Caligula before assassination

Caligula and Caesonia on their way back from their practice for an Egyptian play

After leaving the city jail, Caligula held a meeting with the Roman Senate, proclaiming himself a god and declaring that the month-long mourning period for Drusilla's death was over. He began making sheep noises with the senators as a blue blanket fell on top of all of them, and guards whipped several people; Caligula's assistant Longinus said that he was mad. Longinus was also told by Caligula of a new idea of his: an imperial brothel to balance the state budget, in which the wealthy senators' wives would become prostitutes. He also alienated Chaerea when he told him to stage an invasion of Britannia in lands that had already been conquered, telling him to destroy the "papyrus" along the shore. At a party in which Caligula presented 100,000 papyrus leaves from "conquered Britain", Longinus made it known to Caesonia that he hated her husband, and Caesonia told this to Caligula; he told her that he did not mind if they hated him, as long as they feared him. At that party, he randomly shouted "I hate them!", and he told the people that he would confiscate the states of "those who have failed Rome": Senators Galba, Aponius, Marcellus, Antonius, Cassius, Chaerea, Rufus, Marcus, Lepidus, Sixtus, and Octavius. Caligula also entertained the idea of permanently moving to Alexandria in Egypt, which would mean that the Senate and Praetorian Guard would be useless in Rome as Caligula's tyranny continued in Egypt. Longinus and Chaerea agreed that they had to assassinate Caligula, as he was humiliating the empire.

Assassination

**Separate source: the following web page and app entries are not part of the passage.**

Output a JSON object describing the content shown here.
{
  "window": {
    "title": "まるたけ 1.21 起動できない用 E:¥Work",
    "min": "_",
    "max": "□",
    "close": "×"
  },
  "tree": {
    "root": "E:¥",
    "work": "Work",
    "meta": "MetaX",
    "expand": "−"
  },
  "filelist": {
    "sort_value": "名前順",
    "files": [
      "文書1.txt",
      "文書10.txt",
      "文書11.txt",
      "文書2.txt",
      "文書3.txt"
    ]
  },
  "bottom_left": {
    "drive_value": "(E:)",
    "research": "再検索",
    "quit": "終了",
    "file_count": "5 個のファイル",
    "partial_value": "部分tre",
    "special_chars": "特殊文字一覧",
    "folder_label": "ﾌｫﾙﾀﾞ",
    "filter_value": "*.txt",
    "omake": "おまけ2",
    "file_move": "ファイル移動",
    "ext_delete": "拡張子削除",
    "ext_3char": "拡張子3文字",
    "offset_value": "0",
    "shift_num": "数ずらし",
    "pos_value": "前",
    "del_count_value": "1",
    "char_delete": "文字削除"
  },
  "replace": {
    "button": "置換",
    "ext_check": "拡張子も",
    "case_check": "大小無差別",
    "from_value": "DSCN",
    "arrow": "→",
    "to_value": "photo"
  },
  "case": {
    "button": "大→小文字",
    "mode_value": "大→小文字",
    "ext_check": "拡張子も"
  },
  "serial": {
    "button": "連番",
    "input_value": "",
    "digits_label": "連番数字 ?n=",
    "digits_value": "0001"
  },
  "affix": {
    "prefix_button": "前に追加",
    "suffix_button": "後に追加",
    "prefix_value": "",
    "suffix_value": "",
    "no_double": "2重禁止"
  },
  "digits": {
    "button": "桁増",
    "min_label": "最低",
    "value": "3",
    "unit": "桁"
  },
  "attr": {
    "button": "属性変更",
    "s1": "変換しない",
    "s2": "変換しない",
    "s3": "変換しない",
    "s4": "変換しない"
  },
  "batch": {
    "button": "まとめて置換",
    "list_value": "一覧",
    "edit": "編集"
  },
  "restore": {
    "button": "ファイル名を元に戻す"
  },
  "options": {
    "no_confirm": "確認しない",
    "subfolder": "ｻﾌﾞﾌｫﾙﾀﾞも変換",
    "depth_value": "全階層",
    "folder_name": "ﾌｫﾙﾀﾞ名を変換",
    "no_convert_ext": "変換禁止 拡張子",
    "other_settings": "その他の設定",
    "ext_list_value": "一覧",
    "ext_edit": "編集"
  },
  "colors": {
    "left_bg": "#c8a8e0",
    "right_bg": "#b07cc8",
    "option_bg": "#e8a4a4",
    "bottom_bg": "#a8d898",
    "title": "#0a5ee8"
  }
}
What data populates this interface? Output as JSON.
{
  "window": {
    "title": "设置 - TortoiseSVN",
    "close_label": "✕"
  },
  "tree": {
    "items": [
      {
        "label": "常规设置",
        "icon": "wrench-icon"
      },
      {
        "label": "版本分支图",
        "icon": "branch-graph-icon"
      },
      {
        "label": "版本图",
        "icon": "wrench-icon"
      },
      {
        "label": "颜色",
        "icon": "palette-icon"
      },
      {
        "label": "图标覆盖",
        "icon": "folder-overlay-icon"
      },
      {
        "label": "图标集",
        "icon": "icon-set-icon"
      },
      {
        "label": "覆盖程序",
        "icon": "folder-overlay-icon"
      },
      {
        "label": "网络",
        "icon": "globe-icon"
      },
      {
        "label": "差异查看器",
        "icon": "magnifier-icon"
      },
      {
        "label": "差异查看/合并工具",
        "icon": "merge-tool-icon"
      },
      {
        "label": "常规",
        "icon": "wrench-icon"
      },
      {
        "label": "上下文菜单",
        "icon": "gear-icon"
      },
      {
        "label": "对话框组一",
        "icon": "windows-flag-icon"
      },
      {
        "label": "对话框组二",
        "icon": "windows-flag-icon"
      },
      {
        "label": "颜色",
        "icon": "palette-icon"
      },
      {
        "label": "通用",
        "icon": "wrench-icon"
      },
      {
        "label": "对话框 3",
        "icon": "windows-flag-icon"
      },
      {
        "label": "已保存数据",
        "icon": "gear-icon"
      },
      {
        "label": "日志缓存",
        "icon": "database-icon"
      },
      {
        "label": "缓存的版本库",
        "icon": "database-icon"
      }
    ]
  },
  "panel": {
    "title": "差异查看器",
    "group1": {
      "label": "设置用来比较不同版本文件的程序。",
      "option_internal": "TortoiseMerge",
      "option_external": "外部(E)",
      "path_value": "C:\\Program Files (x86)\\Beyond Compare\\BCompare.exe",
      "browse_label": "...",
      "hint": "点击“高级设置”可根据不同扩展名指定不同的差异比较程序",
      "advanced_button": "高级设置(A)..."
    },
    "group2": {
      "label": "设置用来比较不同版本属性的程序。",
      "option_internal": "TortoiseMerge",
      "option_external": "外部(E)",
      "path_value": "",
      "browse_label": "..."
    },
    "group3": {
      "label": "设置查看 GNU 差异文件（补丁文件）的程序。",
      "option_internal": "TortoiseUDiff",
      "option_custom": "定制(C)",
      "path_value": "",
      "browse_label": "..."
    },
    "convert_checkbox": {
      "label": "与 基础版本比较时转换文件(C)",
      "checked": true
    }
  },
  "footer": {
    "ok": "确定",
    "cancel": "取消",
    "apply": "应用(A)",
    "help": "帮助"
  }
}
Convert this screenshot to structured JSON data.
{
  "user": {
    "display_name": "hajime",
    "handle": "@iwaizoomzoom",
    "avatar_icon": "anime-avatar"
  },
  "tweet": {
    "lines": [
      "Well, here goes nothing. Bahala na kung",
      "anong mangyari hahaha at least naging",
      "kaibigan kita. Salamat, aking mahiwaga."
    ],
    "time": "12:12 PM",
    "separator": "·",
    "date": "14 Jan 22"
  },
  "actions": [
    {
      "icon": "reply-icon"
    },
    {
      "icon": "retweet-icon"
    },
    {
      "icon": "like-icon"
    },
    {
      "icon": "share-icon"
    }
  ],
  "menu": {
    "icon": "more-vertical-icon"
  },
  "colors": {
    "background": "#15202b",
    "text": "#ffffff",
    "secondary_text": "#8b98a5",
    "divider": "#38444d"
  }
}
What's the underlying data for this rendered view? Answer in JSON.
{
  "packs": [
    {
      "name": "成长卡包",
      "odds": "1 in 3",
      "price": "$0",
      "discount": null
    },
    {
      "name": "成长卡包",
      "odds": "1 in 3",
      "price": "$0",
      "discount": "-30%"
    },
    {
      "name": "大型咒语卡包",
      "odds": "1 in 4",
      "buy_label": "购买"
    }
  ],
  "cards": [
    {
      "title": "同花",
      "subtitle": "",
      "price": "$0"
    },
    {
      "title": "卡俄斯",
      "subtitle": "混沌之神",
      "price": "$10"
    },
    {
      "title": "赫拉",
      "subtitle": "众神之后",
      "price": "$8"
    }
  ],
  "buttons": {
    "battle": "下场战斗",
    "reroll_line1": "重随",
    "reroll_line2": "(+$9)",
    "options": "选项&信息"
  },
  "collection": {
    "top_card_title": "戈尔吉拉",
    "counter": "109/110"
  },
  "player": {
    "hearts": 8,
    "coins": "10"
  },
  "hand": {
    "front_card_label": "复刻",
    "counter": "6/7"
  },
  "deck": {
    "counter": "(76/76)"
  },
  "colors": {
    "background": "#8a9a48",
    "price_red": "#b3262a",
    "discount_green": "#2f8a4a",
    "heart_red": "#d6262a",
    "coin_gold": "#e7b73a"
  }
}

Caligula and some Roman actors practiced for an Egyptian play about Isis and Osiris on the day of 24 January 41 AD, with his wife Caesonia playing one of the roles. After practice, they left the stadium, and Caligula led the way up some stairs. Chaerea halted him and asked him for the password; when Caligula said "scrotum" in jest, Chaerea's praetorian guard and a member of Hidden Ones Leonius slashed him with his dagger, wounding him. His men proceeded to kill Caesonia, and a wounded Caligula stood. He shouted "I live!" as Chaerea impale him with his sword, and a shocked Claudius - who was in attendance - had the imperial robe draped over him and was proclaimed emperor. Caligula, his wife, his daughter, and the severed head of his barbarian friend were left on the staircase in a bloody mess, and Claudius was proclaimed emperor by the Praetorians after he was found hiding behind some curtains.